pir
25th May 2006, 18:24
no, I need one translation, one rotation and one scaling.

Michiel
25th May 2006, 18:45
We're homing in on your actual question. :)

So originally both A and B contributed some transformation matrices (let's say C, D, E, F, G and H). Multiplied in the correct order they form matrix M and you want to decompose that into one translation, one scaling and one rotation (I, J and K). So:

CDEFGH = M = IJK

If you can obtain these using SVD you will get a result with the original pivot points baked in, yes. I don't think it's possible to retrieve them, since both B and A contributed transformations. By combining them into M you lost information. What effect does it have on the result? Well, if you apply IJK to a 3D vector it will have the exact same result as applying M or CDEFGH.

pir
25th May 2006, 18:54
Well, that is what I'm not sure of. So what you're saying is that they would automaticly rotate and scale around the pivot points? I'm not really sure of that. That is why I need to see some papers about the subject.

Michiel
25th May 2006, 19:06
I am sure. If the original matrices (CDEFGH) did the correct translations from and to the pivot points, then they will be retained after the multiplication and decomposition. Of course, you won't see all seperate original transformations happen, but the end result will be the same.

If you can say something like: CDEFGH = M (which is valid after matrix multiplications) then wherever you can use CDEFGH (like to transform a vector), you can also use M with the same result. This is done often in computer graphics.

Similarly, if you can say: M = IJK, then anywhere you can use M, you can use IJK with the same result. Like I said, it's been a while since I used singular value decomposition, so I'm not exactly sure you can get your three matrices that way. But if you can, you can be sure that the resulting three matrices have the same effect as the original M.

Why don't you try wikipedia (http://en.wikipedia.org/wiki/Matrix_theory)?

pir
25th May 2006, 19:30
Ok, but SVG is used to get the scaling and rotation. The translation isn't calculated. It is already ready in one of the colmns.

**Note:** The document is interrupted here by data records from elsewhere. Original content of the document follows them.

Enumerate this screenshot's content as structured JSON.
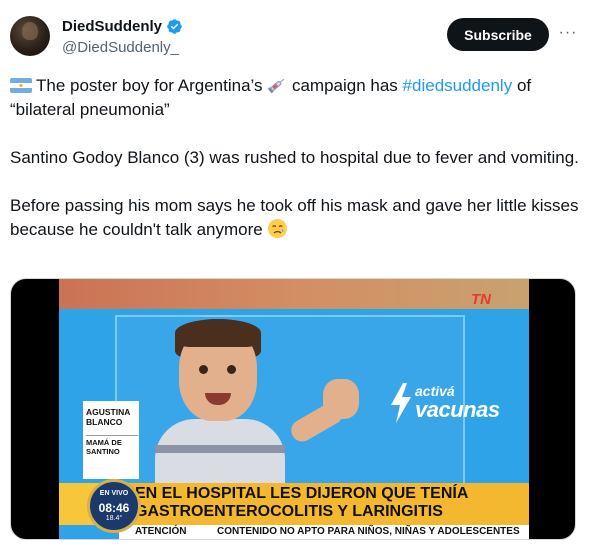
{
  "author": {
    "display_name": "DiedSuddenly",
    "handle": "@DiedSuddenly_",
    "verified": true,
    "avatar_icon": "avatar-image"
  },
  "actions": {
    "subscribe_label": "Subscribe",
    "more_label": "···"
  },
  "tweet": {
    "line1_pre": "The poster boy for Argentina’s",
    "line1_mid": "campaign has",
    "hashtag": "#diedsuddenly",
    "line1_post": "of",
    "line2": "“bilateral pneumonia”",
    "para2": "Santino Godoy Blanco (3) was rushed to hospital due to fever and vomiting.",
    "para3": "Before passing his mom says he took off his mask and gave her little kisses because he couldn't talk anymore"
  },
  "media": {
    "channel_logo": "TN",
    "campaign_small": "activá",
    "campaign_big": "vacunas",
    "lower_third_name": "AGUSTINA BLANCO",
    "lower_third_role": "MAMÁ DE SANTINO",
    "clock_live": "EN VIVO",
    "clock_time": "08:46",
    "clock_temp": "18.4°",
    "banner_text": "EN EL HOSPITAL LES DIJERON QUE TENÍA GASTROENTEROCOLITIS Y LARINGITIS",
    "warning_label": "ATENCIÓN",
    "warning_text": "CONTENIDO NO APTO PARA NIÑOS, NIÑAS Y ADOLESCENTES"
  },
  "colors": {
    "link": "#1d9bf0",
    "text": "#0f1419",
    "secondary": "#536471",
    "verified": "#1d9bf0"
  }
}
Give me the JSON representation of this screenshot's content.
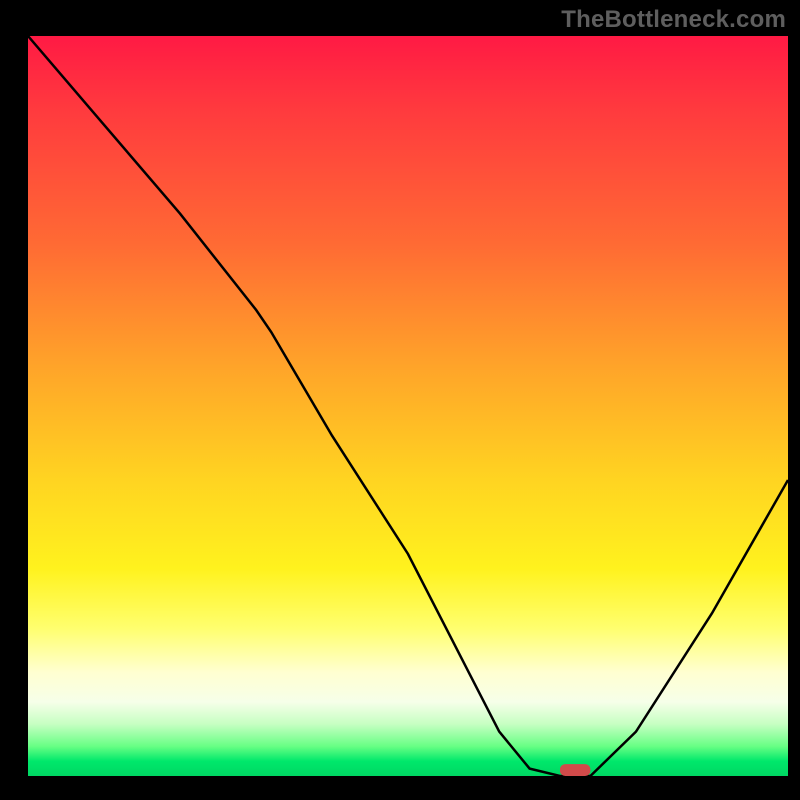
{
  "watermark": "TheBottleneck.com",
  "chart_data": {
    "type": "line",
    "title": "",
    "xlabel": "",
    "ylabel": "",
    "xlim": [
      0,
      100
    ],
    "ylim": [
      0,
      100
    ],
    "grid": false,
    "legend": null,
    "series": [
      {
        "name": "bottleneck-curve",
        "x": [
          0,
          10,
          20,
          30,
          32,
          40,
          50,
          58,
          62,
          66,
          70,
          74,
          80,
          90,
          100
        ],
        "values": [
          100,
          88,
          76,
          63,
          60,
          46,
          30,
          14,
          6,
          1,
          0,
          0,
          6,
          22,
          40
        ]
      }
    ],
    "marker": {
      "name": "optimal-point",
      "x": 72,
      "y": 0,
      "color": "#d14a4a"
    },
    "gradient_stops": [
      {
        "pos": 0.0,
        "color": "#ff1a44"
      },
      {
        "pos": 0.45,
        "color": "#ffa529"
      },
      {
        "pos": 0.72,
        "color": "#fff21e"
      },
      {
        "pos": 0.9,
        "color": "#f6ffe9"
      },
      {
        "pos": 1.0,
        "color": "#00d763"
      }
    ]
  }
}
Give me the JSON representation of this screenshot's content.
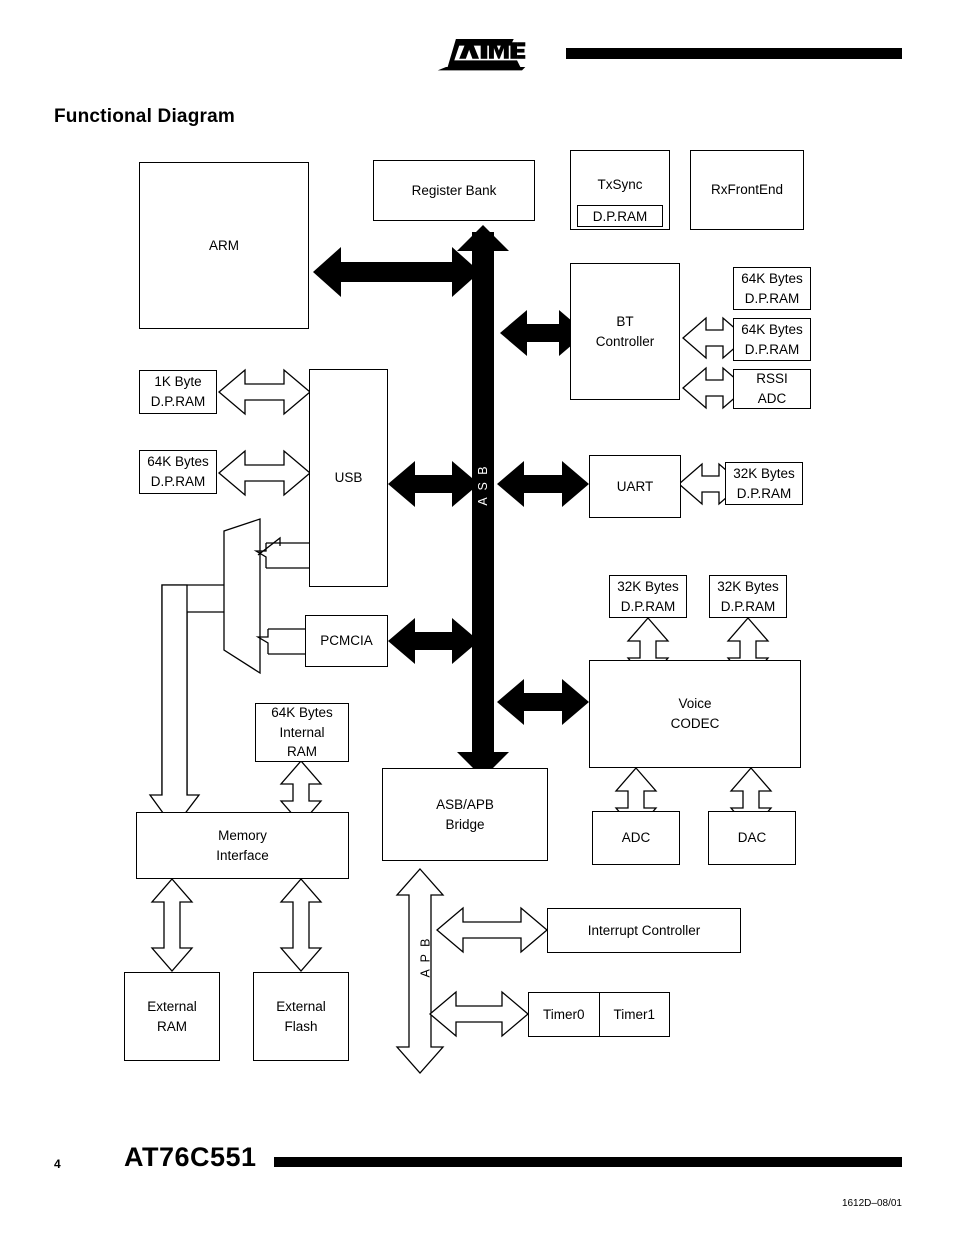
{
  "header": {
    "logo_alt": "ATMEL",
    "title": "Functional Diagram"
  },
  "footer": {
    "page_number": "4",
    "part_number": "AT76C551",
    "doc_code": "1612D–08/01"
  },
  "diagram": {
    "bus_asb_label": "A S B",
    "bus_apb_label": "A P B",
    "blocks": {
      "arm": "ARM",
      "register_bank": "Register Bank",
      "txsync": "TxSync",
      "txsync_ram": "D.P.RAM",
      "rxfrontend": "RxFrontEnd",
      "bt_controller_l1": "BT",
      "bt_controller_l2": "Controller",
      "bt_ram1_l1": "64K Bytes",
      "bt_ram1_l2": "D.P.RAM",
      "bt_ram2_l1": "64K Bytes",
      "bt_ram2_l2": "D.P.RAM",
      "rssi_l1": "RSSI",
      "rssi_l2": "ADC",
      "usb_ram1_l1": "1K Byte",
      "usb_ram1_l2": "D.P.RAM",
      "usb_ram2_l1": "64K Bytes",
      "usb_ram2_l2": "D.P.RAM",
      "usb": "USB",
      "uart": "UART",
      "uart_ram_l1": "32K Bytes",
      "uart_ram_l2": "D.P.RAM",
      "pcmcia": "PCMCIA",
      "voice_ram1_l1": "32K Bytes",
      "voice_ram1_l2": "D.P.RAM",
      "voice_ram2_l1": "32K Bytes",
      "voice_ram2_l2": "D.P.RAM",
      "voice_codec_l1": "Voice",
      "voice_codec_l2": "CODEC",
      "adc": "ADC",
      "dac": "DAC",
      "internal_ram_l1": "64K Bytes",
      "internal_ram_l2": "Internal",
      "internal_ram_l3": "RAM",
      "memory_interface_l1": "Memory",
      "memory_interface_l2": "Interface",
      "external_ram_l1": "External",
      "external_ram_l2": "RAM",
      "external_flash_l1": "External",
      "external_flash_l2": "Flash",
      "asb_apb_bridge_l1": "ASB/APB",
      "asb_apb_bridge_l2": "Bridge",
      "interrupt_controller": "Interrupt Controller",
      "timer0": "Timer0",
      "timer1": "Timer1"
    }
  }
}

This means that I suppose that the translation is made in the origo of the coordinate space. I suppose that I can just compute the transformation comlumn for the scaling and roation matrixes which are made because of the pivot points. Then I can subtract these from the new translation.

But I really want to be sure about this. The program is supposed to be used by scientists. It really would be nice to read about this somewere else. Because I feel a bit rusty and I would like to be 110% sure.

pir

Michiel
25th May 2006, 19:38
Translation is the only transformation that uses the fourth column. I don't think you need to think in terms of pivot points. That's all been done already. If you've got M and two of I,J,K, you can find the translation-matrix easily.

Good luck!

pir
25th May 2006, 21:12
If I don't use the pivots points after the SVD, then I loose controll of their functionality. I also need to think of this when I set up the local space after SVD. Because it would be done twice. But it doesn't matter. I have thought about it, and I'm pretty sure that the pivot point information does not concern the SVD step. That is stored in the translation column. I just think it's strange that I can't find any websites that doing this.

That is, how to use SVD when there are pivot points in the transformation matrix?
( what I'm really after is the step that I think does not involve SVD, the translation )

pir